To add or not to add that’s the question in one East Tennessee community, as the debate concerning whether or not fluoride should be in the water continues.
The South Blount County Utility District used to buy its water from other districts which added fluoride.
But it decided to leave fluoride out when it started its own treatment plant in July.
As Volunteer TV’s Chloe Morroni reports the debate is now online.
You can’t see it and you probably can’t taste it, but most of you have fluoride in your water.
That’s not the case for 13,000 people in the South Blount County Utility District.
“It does leave freedom of choice out there. If we do not put it in the water, we still leave that choice,” says Isom Lail, with the SBCUD.
District Manager Isom Lail says after a lot of research the utility decided against fluoridation because some reports indicate long term exposure can cause health problems.
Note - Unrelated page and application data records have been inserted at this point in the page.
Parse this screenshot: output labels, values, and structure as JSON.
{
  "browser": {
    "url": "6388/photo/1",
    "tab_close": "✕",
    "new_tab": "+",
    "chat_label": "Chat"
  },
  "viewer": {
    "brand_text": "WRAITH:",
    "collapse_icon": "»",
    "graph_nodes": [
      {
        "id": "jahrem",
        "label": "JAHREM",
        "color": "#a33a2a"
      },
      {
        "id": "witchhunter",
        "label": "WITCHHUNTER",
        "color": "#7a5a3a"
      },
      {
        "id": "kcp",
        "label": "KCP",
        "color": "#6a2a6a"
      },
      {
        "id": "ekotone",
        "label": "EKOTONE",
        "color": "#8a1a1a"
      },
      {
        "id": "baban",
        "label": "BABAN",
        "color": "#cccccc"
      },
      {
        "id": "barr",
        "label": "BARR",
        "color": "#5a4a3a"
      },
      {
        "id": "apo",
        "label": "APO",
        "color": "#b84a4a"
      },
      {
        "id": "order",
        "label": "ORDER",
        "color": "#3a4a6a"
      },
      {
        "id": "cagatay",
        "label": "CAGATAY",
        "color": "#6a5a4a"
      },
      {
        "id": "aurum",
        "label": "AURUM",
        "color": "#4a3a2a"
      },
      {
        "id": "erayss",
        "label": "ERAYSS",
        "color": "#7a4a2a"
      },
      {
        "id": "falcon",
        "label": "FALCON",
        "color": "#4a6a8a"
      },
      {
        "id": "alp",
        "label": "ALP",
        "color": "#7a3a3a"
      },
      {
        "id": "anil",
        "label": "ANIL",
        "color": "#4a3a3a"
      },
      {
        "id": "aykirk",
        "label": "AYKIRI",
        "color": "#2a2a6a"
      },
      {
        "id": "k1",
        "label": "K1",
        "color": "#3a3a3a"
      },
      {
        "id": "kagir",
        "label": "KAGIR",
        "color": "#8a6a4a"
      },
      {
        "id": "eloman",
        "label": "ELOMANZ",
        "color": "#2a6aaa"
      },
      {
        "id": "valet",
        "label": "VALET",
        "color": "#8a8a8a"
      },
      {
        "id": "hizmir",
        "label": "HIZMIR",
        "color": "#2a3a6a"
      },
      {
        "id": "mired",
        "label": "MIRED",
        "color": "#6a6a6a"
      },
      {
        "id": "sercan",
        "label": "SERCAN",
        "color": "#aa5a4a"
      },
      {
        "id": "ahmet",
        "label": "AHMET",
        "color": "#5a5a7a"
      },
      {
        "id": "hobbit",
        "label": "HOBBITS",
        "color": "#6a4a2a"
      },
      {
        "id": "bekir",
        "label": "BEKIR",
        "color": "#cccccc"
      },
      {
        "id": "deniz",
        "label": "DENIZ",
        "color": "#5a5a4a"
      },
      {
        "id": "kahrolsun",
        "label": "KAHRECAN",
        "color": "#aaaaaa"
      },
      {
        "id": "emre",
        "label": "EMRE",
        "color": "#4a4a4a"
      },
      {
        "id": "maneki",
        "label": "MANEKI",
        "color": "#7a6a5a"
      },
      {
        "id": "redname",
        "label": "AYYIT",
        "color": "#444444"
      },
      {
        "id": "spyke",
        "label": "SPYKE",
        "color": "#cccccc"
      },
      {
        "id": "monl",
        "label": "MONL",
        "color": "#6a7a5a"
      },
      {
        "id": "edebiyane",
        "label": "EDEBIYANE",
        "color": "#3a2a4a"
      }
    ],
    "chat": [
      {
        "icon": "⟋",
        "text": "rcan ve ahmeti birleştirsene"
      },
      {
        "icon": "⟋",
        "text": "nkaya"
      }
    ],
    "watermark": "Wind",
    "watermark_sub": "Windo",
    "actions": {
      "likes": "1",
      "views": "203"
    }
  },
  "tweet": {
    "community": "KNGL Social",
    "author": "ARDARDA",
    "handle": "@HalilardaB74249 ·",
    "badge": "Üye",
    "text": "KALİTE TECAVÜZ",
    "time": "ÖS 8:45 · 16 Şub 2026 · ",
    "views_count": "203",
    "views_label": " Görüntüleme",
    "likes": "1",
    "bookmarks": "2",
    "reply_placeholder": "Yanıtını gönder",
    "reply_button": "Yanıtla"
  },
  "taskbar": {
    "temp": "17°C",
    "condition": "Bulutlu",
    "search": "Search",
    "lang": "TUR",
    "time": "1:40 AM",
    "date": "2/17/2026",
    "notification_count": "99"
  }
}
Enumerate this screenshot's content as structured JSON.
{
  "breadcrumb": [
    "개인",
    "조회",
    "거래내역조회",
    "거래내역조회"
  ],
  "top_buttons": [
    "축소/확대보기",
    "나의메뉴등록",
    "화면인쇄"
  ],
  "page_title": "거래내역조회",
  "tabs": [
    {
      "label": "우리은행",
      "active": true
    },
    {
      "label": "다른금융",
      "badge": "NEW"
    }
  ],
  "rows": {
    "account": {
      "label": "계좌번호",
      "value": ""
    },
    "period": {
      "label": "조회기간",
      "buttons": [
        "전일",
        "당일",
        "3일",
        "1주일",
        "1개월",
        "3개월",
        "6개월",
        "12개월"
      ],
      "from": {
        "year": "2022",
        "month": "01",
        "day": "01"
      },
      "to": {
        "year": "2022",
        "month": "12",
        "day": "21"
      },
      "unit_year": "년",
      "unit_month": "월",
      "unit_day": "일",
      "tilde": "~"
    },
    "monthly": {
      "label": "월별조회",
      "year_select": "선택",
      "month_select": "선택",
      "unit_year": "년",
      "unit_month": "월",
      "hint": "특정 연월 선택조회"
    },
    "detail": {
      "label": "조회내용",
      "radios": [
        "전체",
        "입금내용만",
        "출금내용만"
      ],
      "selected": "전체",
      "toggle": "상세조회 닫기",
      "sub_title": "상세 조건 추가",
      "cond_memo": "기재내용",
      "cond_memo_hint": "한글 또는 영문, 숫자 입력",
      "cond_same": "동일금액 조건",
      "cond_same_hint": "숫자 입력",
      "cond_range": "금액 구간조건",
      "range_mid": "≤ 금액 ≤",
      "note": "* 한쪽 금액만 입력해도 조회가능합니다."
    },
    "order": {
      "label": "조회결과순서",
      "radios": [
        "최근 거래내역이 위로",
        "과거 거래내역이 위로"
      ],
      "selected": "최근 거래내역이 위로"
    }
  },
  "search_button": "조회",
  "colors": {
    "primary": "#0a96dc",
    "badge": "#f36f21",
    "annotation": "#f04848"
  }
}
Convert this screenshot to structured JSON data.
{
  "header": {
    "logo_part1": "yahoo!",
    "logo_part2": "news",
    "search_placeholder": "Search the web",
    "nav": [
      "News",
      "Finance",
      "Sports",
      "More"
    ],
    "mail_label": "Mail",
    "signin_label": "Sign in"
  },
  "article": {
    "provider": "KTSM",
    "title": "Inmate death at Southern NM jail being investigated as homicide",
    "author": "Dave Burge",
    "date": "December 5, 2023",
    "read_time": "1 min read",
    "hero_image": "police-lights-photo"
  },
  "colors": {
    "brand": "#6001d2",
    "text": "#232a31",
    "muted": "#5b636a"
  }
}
“Osteoporosis, it adds to brittle bones. It’s filtered through the kidneys. There’s some questions does it do damage to kidneys. Problems with attention deficit in children,” Lail says.
Utility customer Mike Biddle agrees, “The medicating of water I don’t believe should have happened to begin with.”
Biddle started a website validating the utility’s decision. He has an online petition drive to keep fluoride out of the water.
“I wanted to make it easy for people to make a decision,” says Biddle.
But T. Rex Ogle, Jr. thinks fluoride should be added, “From conception to 14, when you drink fluoride it forms strong teeth in small children. There are reports out there that talk about that.”
He too has a website and folks are signing his petition to add fluoride.
“All I want to do is have the people decide do we want it or not. If people don’t want it, then so be it, but the customers need to make the decision,” says Ogle.
And the utility is listening.
“We’re trying to come up with a way to educate people, get opinions, and maybe even poll people,” Lail says.
To add or not to add, the debate is far from over.
South Blount County Utility District officials say fluoride only costs a penny per thousand gallons and it’s usually only added at one part per million.